***** GIVEN RECORDS
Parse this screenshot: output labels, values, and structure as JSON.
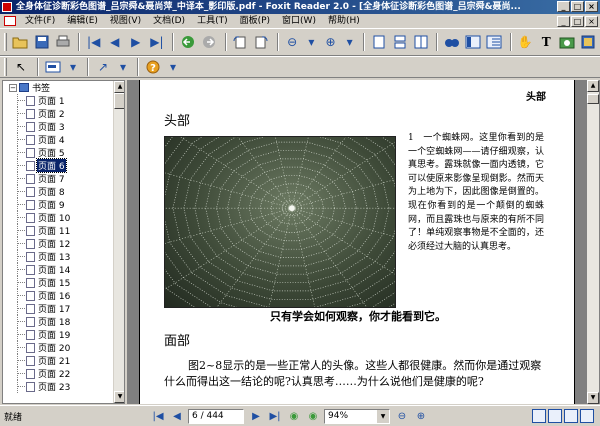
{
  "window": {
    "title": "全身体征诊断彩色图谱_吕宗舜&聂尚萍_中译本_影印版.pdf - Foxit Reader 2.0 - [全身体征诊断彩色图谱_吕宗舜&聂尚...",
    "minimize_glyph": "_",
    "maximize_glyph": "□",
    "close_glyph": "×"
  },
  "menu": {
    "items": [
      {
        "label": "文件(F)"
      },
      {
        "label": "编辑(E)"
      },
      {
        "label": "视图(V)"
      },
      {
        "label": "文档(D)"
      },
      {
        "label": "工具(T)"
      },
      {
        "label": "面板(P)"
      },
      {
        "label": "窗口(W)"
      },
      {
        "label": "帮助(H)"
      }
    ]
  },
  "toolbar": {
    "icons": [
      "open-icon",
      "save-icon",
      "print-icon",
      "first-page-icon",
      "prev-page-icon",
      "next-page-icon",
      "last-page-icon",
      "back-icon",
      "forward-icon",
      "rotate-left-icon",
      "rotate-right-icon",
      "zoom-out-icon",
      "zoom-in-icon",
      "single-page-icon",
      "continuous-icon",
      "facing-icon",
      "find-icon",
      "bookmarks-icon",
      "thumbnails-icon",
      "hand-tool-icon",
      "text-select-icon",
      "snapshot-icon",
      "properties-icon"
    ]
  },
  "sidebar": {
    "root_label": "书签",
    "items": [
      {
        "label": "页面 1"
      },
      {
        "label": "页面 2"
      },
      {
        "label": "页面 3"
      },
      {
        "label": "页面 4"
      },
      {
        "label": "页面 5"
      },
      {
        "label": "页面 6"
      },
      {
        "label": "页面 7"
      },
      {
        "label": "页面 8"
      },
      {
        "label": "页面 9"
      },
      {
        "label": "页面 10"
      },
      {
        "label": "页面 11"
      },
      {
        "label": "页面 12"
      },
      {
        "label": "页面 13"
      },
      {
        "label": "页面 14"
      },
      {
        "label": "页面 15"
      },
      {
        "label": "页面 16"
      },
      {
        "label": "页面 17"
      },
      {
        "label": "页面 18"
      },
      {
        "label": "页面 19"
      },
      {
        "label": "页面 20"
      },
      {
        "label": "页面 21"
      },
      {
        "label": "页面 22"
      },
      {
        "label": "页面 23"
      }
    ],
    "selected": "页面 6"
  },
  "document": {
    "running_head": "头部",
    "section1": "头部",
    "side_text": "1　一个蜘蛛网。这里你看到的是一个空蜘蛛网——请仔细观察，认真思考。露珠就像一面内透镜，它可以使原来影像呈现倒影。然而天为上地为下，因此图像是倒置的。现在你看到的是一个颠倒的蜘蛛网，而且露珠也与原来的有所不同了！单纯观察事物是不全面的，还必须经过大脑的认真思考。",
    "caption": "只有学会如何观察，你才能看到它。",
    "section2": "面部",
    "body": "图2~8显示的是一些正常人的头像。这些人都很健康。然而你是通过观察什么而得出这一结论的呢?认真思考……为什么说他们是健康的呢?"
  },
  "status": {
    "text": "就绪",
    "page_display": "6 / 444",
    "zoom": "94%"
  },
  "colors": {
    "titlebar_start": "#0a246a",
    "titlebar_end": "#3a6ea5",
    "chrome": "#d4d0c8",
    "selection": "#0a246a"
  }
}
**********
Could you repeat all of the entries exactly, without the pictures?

Parse this screenshot: output labels, values, and structure as JSON.
{
  "window": {
    "title": "全身体征诊断彩色图谱_吕宗舜&聂尚萍_中译本_影印版.pdf - Foxit Reader 2.0 - [全身体征诊断彩色图谱_吕宗舜&聂尚...",
    "minimize_glyph": "_",
    "maximize_glyph": "□",
    "close_glyph": "×"
  },
  "menu": {
    "items": [
      {
        "label": "文件(F)"
      },
      {
        "label": "编辑(E)"
      },
      {
        "label": "视图(V)"
      },
      {
        "label": "文档(D)"
      },
      {
        "label": "工具(T)"
      },
      {
        "label": "面板(P)"
      },
      {
        "label": "窗口(W)"
      },
      {
        "label": "帮助(H)"
      }
    ]
  },
  "toolbar": {
    "icons": [
      "open-icon",
      "save-icon",
      "print-icon",
      "first-page-icon",
      "prev-page-icon",
      "next-page-icon",
      "last-page-icon",
      "back-icon",
      "forward-icon",
      "rotate-left-icon",
      "rotate-right-icon",
      "zoom-out-icon",
      "zoom-in-icon",
      "single-page-icon",
      "continuous-icon",
      "facing-icon",
      "find-icon",
      "bookmarks-icon",
      "thumbnails-icon",
      "hand-tool-icon",
      "text-select-icon",
      "snapshot-icon",
      "properties-icon"
    ]
  },
  "sidebar": {
    "root_label": "书签",
    "items": [
      {
        "label": "页面 1"
      },
      {
        "label": "页面 2"
      },
      {
        "label": "页面 3"
      },
      {
        "label": "页面 4"
      },
      {
        "label": "页面 5"
      },
      {
        "label": "页面 6"
      },
      {
        "label": "页面 7"
      },
      {
        "label": "页面 8"
      },
      {
        "label": "页面 9"
      },
      {
        "label": "页面 10"
      },
      {
        "label": "页面 11"
      },
      {
        "label": "页面 12"
      },
      {
        "label": "页面 13"
      },
      {
        "label": "页面 14"
      },
      {
        "label": "页面 15"
      },
      {
        "label": "页面 16"
      },
      {
        "label": "页面 17"
      },
      {
        "label": "页面 18"
      },
      {
        "label": "页面 19"
      },
      {
        "label": "页面 20"
      },
      {
        "label": "页面 21"
      },
      {
        "label": "页面 22"
      },
      {
        "label": "页面 23"
      }
    ],
    "selected": "页面 6"
  },
  "document": {
    "running_head": "头部",
    "section1": "头部",
    "side_text": "1　一个蜘蛛网。这里你看到的是一个空蜘蛛网——请仔细观察，认真思考。露珠就像一面内透镜，它可以使原来影像呈现倒影。然而天为上地为下，因此图像是倒置的。现在你看到的是一个颠倒的蜘蛛网，而且露珠也与原来的有所不同了！单纯观察事物是不全面的，还必须经过大脑的认真思考。",
    "caption": "只有学会如何观察，你才能看到它。",
    "section2": "面部",
    "body": "图2~8显示的是一些正常人的头像。这些人都很健康。然而你是通过观察什么而得出这一结论的呢?认真思考……为什么说他们是健康的呢?"
  },
  "status": {
    "text": "就绪",
    "page_display": "6 / 444",
    "zoom": "94%"
  },
  "colors": {
    "titlebar_start": "#0a246a",
    "titlebar_end": "#3a6ea5",
    "chrome": "#d4d0c8",
    "selection": "#0a246a"
  }
}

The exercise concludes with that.